Website and app data records:
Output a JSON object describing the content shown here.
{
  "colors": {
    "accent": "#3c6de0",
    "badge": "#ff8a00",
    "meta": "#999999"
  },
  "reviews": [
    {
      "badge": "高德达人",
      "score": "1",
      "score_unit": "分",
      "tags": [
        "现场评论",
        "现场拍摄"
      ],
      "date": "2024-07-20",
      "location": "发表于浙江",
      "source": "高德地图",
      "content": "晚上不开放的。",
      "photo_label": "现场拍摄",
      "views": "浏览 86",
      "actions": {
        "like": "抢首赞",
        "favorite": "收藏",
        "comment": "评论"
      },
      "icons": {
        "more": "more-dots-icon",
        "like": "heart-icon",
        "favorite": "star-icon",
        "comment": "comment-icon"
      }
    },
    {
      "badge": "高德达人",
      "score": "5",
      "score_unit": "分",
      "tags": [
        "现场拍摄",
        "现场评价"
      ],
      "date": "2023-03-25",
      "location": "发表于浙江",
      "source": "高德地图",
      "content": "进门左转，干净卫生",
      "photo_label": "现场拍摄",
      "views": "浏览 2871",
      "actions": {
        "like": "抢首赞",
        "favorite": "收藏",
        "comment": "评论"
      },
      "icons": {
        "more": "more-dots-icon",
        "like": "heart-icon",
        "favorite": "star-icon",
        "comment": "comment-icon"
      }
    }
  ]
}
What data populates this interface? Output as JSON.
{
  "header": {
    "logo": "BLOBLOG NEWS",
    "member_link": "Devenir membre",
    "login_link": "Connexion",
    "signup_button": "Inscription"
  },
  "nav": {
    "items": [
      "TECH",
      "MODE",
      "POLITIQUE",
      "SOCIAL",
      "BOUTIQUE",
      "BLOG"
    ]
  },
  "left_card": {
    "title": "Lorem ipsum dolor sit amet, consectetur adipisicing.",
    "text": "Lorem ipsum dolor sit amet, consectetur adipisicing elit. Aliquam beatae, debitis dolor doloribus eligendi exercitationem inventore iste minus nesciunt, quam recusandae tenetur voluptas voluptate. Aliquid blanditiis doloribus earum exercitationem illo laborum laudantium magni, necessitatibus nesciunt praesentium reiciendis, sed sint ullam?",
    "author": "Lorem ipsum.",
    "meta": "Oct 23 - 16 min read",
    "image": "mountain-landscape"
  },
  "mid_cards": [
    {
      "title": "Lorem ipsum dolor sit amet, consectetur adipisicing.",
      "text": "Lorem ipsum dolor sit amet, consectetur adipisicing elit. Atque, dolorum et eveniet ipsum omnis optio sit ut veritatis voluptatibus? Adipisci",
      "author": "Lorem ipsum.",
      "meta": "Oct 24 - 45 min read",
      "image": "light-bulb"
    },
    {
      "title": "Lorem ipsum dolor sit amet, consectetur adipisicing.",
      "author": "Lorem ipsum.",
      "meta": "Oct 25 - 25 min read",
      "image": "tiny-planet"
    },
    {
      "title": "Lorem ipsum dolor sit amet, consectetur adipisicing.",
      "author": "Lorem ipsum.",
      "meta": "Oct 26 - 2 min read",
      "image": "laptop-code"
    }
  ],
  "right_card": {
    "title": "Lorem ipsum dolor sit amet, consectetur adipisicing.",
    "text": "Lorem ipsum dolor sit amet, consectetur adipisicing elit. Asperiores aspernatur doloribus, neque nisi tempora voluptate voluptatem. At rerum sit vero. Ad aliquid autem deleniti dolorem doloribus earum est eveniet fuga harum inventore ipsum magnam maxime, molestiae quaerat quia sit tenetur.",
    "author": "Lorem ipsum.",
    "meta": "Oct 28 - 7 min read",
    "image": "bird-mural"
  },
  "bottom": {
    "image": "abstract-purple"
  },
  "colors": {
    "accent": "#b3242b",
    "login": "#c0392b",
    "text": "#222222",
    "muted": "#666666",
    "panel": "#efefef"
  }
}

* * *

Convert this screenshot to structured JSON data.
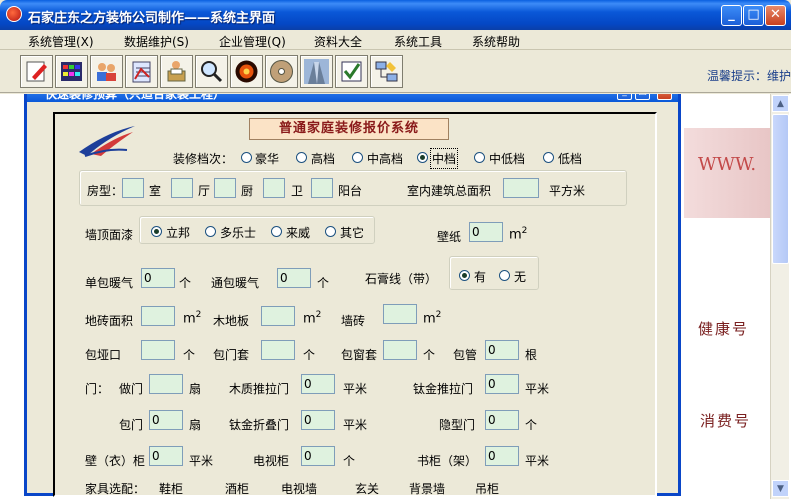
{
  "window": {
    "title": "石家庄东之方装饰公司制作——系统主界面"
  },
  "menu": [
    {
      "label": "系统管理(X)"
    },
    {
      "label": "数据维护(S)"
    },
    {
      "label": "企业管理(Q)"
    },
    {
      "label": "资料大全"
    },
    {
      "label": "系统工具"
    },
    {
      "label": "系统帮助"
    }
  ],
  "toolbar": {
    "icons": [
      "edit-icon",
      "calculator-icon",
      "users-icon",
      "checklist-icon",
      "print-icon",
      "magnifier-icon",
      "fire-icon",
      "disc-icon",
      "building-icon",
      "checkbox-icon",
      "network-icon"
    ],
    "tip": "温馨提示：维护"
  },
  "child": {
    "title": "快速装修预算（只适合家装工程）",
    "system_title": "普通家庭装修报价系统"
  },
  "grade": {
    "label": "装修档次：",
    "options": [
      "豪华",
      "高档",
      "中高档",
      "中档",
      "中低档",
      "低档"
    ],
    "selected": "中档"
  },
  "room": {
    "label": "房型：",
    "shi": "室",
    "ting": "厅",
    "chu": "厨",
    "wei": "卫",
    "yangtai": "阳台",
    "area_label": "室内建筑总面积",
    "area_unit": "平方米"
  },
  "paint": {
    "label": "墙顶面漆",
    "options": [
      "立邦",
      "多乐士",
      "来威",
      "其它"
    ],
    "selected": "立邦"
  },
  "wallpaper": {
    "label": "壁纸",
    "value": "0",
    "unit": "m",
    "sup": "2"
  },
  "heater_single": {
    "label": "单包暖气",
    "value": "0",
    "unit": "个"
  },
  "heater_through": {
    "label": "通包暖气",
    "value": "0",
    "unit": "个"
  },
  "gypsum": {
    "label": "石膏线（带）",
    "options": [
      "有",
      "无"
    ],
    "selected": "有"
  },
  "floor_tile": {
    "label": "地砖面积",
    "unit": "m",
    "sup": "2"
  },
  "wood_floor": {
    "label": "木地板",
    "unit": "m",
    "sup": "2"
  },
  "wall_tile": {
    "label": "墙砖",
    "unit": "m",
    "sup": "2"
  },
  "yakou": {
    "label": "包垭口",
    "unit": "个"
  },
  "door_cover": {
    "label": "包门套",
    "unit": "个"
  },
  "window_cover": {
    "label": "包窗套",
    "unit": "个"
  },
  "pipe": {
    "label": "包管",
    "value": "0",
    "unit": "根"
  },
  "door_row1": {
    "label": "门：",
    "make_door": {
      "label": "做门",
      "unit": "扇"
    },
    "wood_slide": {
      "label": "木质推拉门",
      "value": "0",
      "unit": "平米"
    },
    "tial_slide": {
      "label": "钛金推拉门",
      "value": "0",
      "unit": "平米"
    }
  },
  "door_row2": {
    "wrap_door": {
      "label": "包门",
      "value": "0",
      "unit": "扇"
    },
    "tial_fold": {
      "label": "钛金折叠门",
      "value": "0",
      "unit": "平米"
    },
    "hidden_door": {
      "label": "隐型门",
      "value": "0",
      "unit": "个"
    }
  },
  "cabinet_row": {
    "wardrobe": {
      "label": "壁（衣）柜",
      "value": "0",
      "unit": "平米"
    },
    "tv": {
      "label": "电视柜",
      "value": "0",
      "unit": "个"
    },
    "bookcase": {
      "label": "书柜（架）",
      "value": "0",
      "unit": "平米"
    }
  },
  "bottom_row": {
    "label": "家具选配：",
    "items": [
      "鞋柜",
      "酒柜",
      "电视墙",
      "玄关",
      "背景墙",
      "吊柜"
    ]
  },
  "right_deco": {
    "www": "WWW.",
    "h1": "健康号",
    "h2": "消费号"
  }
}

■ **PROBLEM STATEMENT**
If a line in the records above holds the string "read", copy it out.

■ **TASK RESPONSE**
    "meta": "Oct 23 - 16 min read",
      "meta": "Oct 24 - 45 min read",
      "meta": "Oct 25 - 25 min read",
      "meta": "Oct 26 - 2 min read",
    "meta": "Oct 28 - 7 min read",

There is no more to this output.